Independent component analysis (ICA) is increasingly used to analyze patterns of spontaneous activity in brain imaging. However, there are hardly any methods for answering the fundamental question: are the obtained components statistically significant? Most methods considering the significance of components either consider group-differences or use arbitrary thresholds with weak statistical justification. In previous work, we proposed a statistically principled method for testing if the coefficients in the mixing matrix are similar in different subjects or sessions. In many applications of ICA, however, we would like to test the reliability of the independent components themselves and not the mixing coefficients. Here, we develop a test for such an inter-subject consistency by extending our previous theory. The test is applicable, for example, to the spatial activity patterns obtained by spatial ICA in resting-state fMRI. We further improve both this and the previously proposed testing method by introducing a new way of correcting for multiple testing, new variants of the clustering method, and a computational approximation which greatly reduces the memory and computation required.
- independent component analysis

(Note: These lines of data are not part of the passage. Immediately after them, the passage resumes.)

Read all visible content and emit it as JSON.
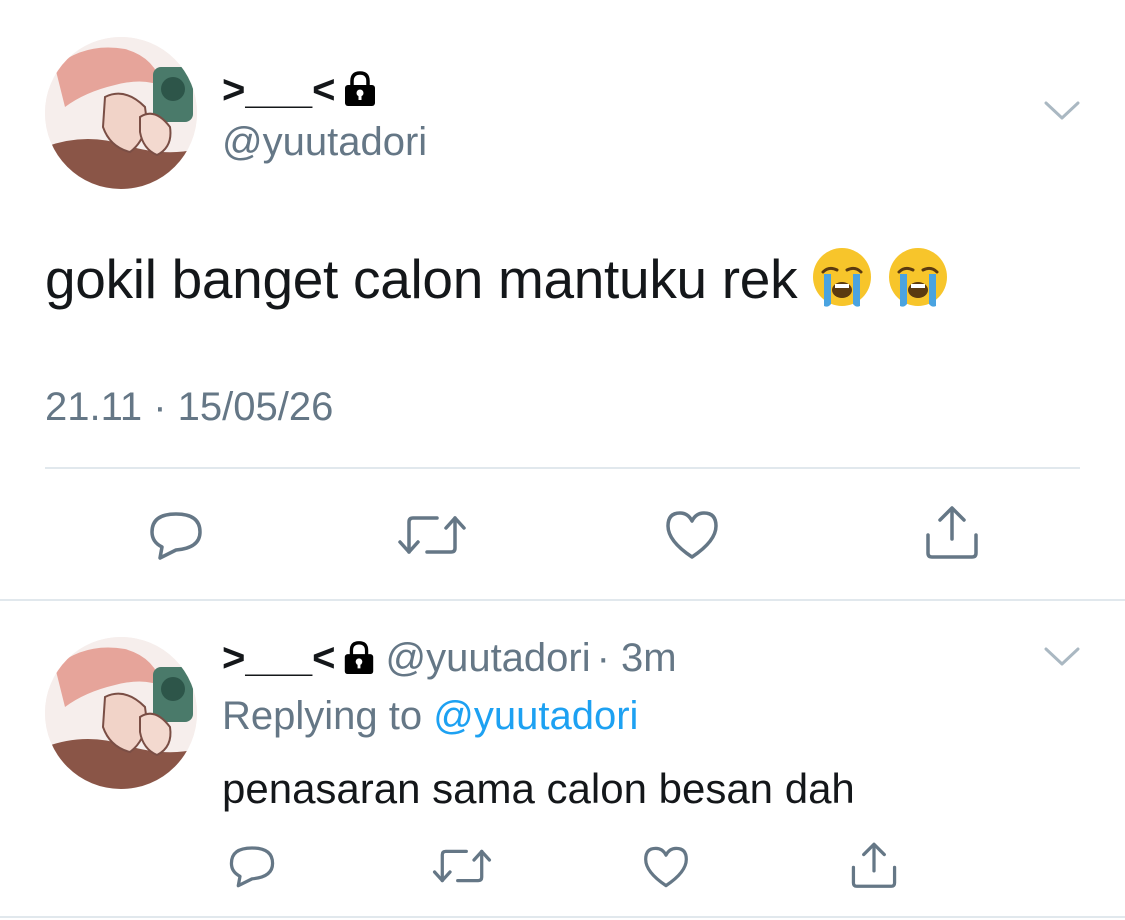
{
  "main_tweet": {
    "display_name": ">___<",
    "handle": "@yuutadori",
    "text": "gokil banget calon mantuku rek",
    "emojis": [
      "loudly-crying-face",
      "loudly-crying-face"
    ],
    "timestamp": "21.11 · 15/05/26"
  },
  "reply_tweet": {
    "display_name": ">___<",
    "handle": "@yuutadori",
    "time_ago": "· 3m",
    "replying_label": "Replying to",
    "replying_to": "@yuutadori",
    "text": "penasaran sama calon besan dah"
  },
  "actions": [
    "reply",
    "retweet",
    "like",
    "share"
  ],
  "colors": {
    "text": "#14171a",
    "secondary": "#657786",
    "link": "#1da1f2",
    "divider": "#e1e8ed",
    "emoji": "#f7c52b"
  }
}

- inter-subject consistency
- resting-state fMRI
- significance testing
- group analysis